Peer – to – Peer:  Every Peer Ignites Community Mentoring (E.P.I.C.)

Remember when you were in high school? Did you want to talk to your mom or dad about your first girlfriend or boyfriend? What about sex? Not Likely. Life is not all that different to today’s high school students.  Friendships can be the most valuable relationship to a high school student.  It is in this relationship where trust, self-exploration, self-esteem and camaraderie ignite.

In many cases, high school students are faced with incredible social pressures and problems that breed fear and insecurity, like boyfriends and girlfriends, bullies, sex, sexuality, and socioeconomic status. Ultimately, these pressures may keep them out of the classroom out of fear of ridicule. The peer-to-peer tier of the mentoring program cultivates positive peer relationships and helps create a larger sense of community on campus. 

Ukiah High School has been collaborating with the Arbor on Main to create a buddy-system mentoring program for students. With an on-campus “buddy” that is an upperclassman who knows his or her way around campus, lowerclassmen can feel at ease if the daily stresses of high school become a burden. Thanks to 65 leadership students, there was an increased awareness of the program among the student body and a sensible launch date was decided. 

Adult – to – Youth:

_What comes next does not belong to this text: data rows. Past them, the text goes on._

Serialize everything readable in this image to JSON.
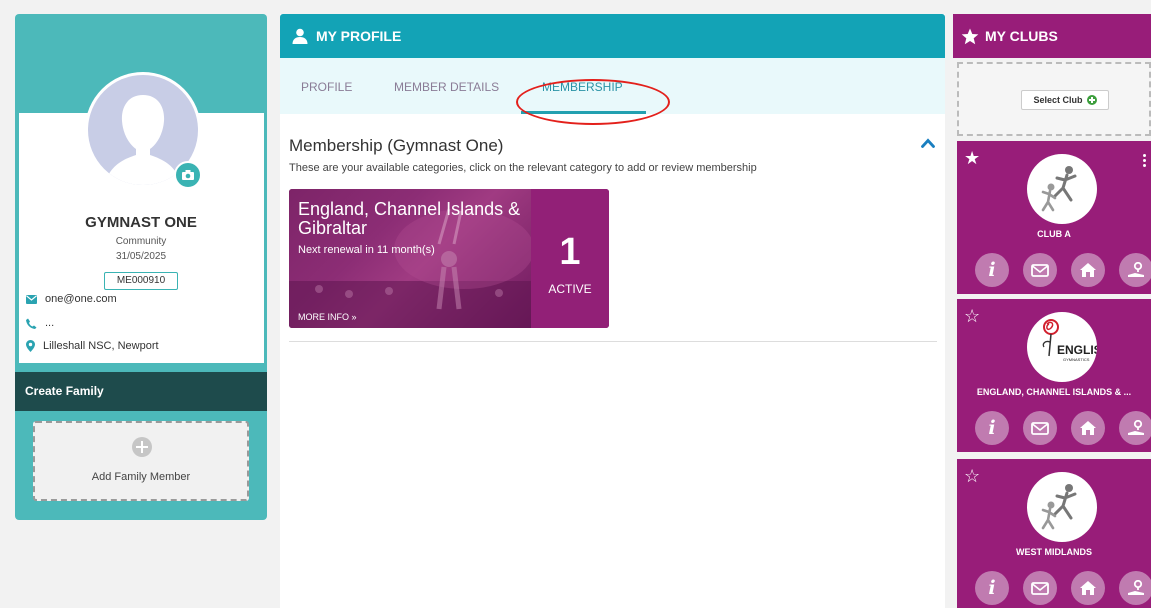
{
  "profile": {
    "name": "GYMNAST ONE",
    "type": "Community",
    "date": "31/05/2025",
    "member_id": "ME000910",
    "email": "one@one.com",
    "phone": "...",
    "location": "Lilleshall NSC, Newport"
  },
  "family": {
    "create_label": "Create Family",
    "add_label": "Add Family Member"
  },
  "center": {
    "header_title": "MY PROFILE",
    "tabs": [
      {
        "label": "PROFILE"
      },
      {
        "label": "MEMBER DETAILS"
      },
      {
        "label": "MEMBERSHIP",
        "active": true
      }
    ],
    "membership_title": "Membership (Gymnast One)",
    "membership_subtitle": "These are your available categories, click on the relevant category to add or review membership",
    "card": {
      "name": "England, Channel Islands & Gibraltar",
      "renewal": "Next renewal in 11 month(s)",
      "count": "1",
      "status": "ACTIVE",
      "more_info": "MORE INFO"
    }
  },
  "right": {
    "header_title": "MY CLUBS",
    "select_club": "Select Club",
    "clubs": [
      {
        "name": "CLUB A",
        "favourite": true
      },
      {
        "name": "ENGLAND, CHANNEL ISLANDS & ...",
        "favourite": false
      },
      {
        "name": "WEST MIDLANDS",
        "favourite": false
      }
    ]
  },
  "colors": {
    "teal": "#4cb9ba",
    "header_teal": "#13a3b6",
    "dark_teal": "#1e4b4c",
    "club_purple": "#981d79",
    "card_purple": "#922077",
    "annotation_red": "#e3201b"
  },
  "icons": [
    "user-icon",
    "camera-icon",
    "email-icon",
    "phone-icon",
    "location-pin-icon",
    "plus-icon",
    "chevron-up-icon",
    "star-icon",
    "info-icon",
    "envelope-icon",
    "home-icon",
    "map-person-icon"
  ]
}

Finally, the Adult-to-youth tier showcases the value of a healthy relationship with an adult. This has been the most challenging to implement. It is in this tier where background checks, personal interviews, and a training process needs to be developed and highly detailed in order to ensure an effective and successful program. The fiscal agent of the Arbor on Main, Redwood Children’s Services, has provided expertise in these areas and has been significant help in the upcoming launch of the program. In addition, the local Big Brothers, Big Sisters and the Court Appointed Special Advocates of Mendocino County have provided their own form of mentoring to this groups as it continues to perfect paperwork and interview strategies.

In this economic time, it has also been difficult to recruit adult volunteers, as most people need to work for pay.  However, the pool of both mentors and protégés for this program is growing and is supported by the community at large.  We were able to match a few youth with adults and their experience thus far has been highly beneficial.  This alone makes all of the challenges worthwhile. 

Mentoring is a grassroots approach to taking care of our youth, and is the best way to ensure they stay in school and graduate.  Offering mentoring in a multi-layered approach helps fit the needs of the youth, rather than forcing them into a mold.  It is within the vocational, peer, and adult relationships that students begin to feel empowered and take control of their own lives.  In the Greater Ukiah area, we will undoubtedly continue our mission in making mentoring available to high school youth.